### Action item
Print all the records below, word for word and in full.

### Data
•••••
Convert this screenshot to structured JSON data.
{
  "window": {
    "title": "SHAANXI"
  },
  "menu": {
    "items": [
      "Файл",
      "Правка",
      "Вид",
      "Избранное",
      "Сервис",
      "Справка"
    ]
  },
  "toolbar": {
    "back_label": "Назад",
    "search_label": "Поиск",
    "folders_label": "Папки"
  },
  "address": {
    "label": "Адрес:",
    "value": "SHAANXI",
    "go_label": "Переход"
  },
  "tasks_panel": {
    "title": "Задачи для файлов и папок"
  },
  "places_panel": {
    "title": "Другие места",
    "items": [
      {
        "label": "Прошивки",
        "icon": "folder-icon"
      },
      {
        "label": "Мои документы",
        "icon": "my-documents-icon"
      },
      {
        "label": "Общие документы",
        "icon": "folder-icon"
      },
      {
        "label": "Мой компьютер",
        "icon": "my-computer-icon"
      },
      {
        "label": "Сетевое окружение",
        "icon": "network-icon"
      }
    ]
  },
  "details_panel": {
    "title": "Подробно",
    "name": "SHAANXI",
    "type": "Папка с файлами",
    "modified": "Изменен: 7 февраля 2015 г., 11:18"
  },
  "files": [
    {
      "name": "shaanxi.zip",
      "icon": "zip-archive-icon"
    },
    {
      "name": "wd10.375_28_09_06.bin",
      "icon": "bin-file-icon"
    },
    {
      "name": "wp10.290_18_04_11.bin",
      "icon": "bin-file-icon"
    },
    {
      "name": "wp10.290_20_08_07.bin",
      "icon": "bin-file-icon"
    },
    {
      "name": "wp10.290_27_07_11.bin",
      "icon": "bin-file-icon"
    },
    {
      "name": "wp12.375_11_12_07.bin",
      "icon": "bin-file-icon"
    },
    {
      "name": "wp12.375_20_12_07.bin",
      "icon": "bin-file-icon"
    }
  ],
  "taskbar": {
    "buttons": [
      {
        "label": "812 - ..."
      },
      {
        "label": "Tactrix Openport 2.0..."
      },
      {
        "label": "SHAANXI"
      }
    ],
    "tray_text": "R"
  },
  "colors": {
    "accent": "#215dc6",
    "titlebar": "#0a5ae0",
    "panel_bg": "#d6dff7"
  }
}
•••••
### Output for this exercise
Convert this screenshot to structured JSON data.
{
  "window": {
    "title": "SHAANXI"
  },
  "menu": {
    "items": [
      "Файл",
      "Правка",
      "Вид",
      "Избранное",
      "Сервис",
      "Справка"
    ]
  },
  "toolbar": {
    "back_label": "Назад",
    "search_label": "Поиск",
    "folders_label": "Папки"
  },
  "address": {
    "label": "Адрес:",
    "value": "SHAANXI",
    "go_label": "Переход"
  },
  "tasks_panel": {
    "title": "Задачи для файлов и папок"
  },
  "places_panel": {
    "title": "Другие места",
    "items": [
      {
        "label": "Прошивки",
        "icon": "folder-icon"
      },
      {
        "label": "Мои документы",
        "icon": "my-documents-icon"
      },
      {
        "label": "Общие документы",
        "icon": "folder-icon"
      },
      {
        "label": "Мой компьютер",
        "icon": "my-computer-icon"
      },
      {
        "label": "Сетевое окружение",
        "icon": "network-icon"
      }
    ]
  },
  "details_panel": {
    "title": "Подробно",
    "name": "SHAANXI",
    "type": "Папка с файлами",
    "modified": "Изменен: 7 февраля 2015 г., 11:18"
  },
  "files": [
    {
      "name": "shaanxi.zip",
      "icon": "zip-archive-icon"
    },
    {
      "name": "wd10.375_28_09_06.bin",
      "icon": "bin-file-icon"
    },
    {
      "name": "wp10.290_18_04_11.bin",
      "icon": "bin-file-icon"
    },
    {
      "name": "wp10.290_20_08_07.bin",
      "icon": "bin-file-icon"
    },
    {
      "name": "wp10.290_27_07_11.bin",
      "icon": "bin-file-icon"
    },
    {
      "name": "wp12.375_11_12_07.bin",
      "icon": "bin-file-icon"
    },
    {
      "name": "wp12.375_20_12_07.bin",
      "icon": "bin-file-icon"
    }
  ],
  "taskbar": {
    "buttons": [
      {
        "label": "812 - ..."
      },
      {
        "label": "Tactrix Openport 2.0..."
      },
      {
        "label": "SHAANXI"
      }
    ],
    "tray_text": "R"
  },
  "colors": {
    "accent": "#215dc6",
    "titlebar": "#0a5ae0",
    "panel_bg": "#d6dff7"
  }
}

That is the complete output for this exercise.